Iowa SC says pollution clause lets insurer off hook in death
Justice Michael J. Streit
DES MOINES -- Carbon monoxide is a form of pollution, the Iowa Supreme Court stated in a ruling released today.
Answering a certified question of law in the case of Bituminous Casualty Corporation vs. Sand Livestock Systems Inc. (no. 135/05-1063), the Supreme Court ruled that insurer Bituminous Casualty Corp. (BCC) was not liable in the death of a Sand Livestock employee.
The case, currently being heard before Judge Paul Zoss in the Northern Iowa district court, concerns Raymond Gossage, who died from carbon monoxide asphyxiation in the bathroom of a hog facility. Gossage's widow sued Sand, which in turn claimed from BCC.
But BCC sought a ruling that Sand's policy did not cover deaths such as Gossage's because of a pollution exclusion provision. Gossage's widow countered that the provision was ambiguous because it didn't make clear whether the scope of exclusion spread beyond the limits of "traditional environmental pollution."
The Supreme Court sided with BCC, ruling that "carbon monoxide falls within the extremely broad language of the policies' definition of 'pollutants'." It also ruled that the provision was unambiguous since it was not open to two interpretations.

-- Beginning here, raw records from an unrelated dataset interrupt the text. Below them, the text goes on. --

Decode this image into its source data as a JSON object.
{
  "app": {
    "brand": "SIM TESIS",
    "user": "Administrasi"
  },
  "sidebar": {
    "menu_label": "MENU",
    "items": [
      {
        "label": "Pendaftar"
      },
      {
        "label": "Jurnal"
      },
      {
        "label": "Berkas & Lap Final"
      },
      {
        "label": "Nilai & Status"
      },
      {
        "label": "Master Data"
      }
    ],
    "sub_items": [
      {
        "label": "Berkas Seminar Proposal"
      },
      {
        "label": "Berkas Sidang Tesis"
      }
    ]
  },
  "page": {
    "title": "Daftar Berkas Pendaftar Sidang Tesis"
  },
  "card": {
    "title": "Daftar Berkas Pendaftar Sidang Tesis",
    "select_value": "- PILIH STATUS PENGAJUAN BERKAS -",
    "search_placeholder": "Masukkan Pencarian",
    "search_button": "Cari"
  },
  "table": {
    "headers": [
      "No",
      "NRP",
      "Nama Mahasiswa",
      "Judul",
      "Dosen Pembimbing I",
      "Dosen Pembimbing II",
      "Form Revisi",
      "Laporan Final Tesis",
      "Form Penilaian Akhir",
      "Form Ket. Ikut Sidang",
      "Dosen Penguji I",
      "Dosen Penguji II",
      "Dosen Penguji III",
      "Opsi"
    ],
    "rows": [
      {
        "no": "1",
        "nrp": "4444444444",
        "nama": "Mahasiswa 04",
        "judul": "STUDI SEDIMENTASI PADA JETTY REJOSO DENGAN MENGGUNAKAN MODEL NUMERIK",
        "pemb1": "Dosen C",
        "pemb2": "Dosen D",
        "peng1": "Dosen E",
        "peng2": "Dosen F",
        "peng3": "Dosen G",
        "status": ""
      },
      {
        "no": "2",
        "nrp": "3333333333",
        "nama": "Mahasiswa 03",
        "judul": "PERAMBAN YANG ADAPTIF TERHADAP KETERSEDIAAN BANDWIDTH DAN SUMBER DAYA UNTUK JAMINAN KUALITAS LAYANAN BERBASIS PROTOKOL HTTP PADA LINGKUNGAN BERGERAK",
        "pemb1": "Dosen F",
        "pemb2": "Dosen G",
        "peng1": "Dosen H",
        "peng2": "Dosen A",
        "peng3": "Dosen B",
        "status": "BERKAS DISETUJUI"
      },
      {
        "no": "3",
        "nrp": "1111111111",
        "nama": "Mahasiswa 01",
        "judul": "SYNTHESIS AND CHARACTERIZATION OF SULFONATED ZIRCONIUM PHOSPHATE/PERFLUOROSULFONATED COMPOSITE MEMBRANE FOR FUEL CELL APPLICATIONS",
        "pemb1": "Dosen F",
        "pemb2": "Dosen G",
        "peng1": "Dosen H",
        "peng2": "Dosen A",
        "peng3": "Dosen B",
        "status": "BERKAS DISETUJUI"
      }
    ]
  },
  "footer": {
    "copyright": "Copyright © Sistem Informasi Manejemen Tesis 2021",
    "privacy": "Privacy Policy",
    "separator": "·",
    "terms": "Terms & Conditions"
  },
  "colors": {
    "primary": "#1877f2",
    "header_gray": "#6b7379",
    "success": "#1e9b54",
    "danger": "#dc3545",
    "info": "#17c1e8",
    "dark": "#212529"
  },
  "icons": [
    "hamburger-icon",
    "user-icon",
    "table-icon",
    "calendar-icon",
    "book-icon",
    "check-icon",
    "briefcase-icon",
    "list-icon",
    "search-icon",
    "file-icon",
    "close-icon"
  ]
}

"The plain language in the exclusions encompasses the injury at issue here because carbon monoxide is a gaseous irritant or contaminant, which was released from the propane power washer," wrote Justice Streit for the unanimous verdict.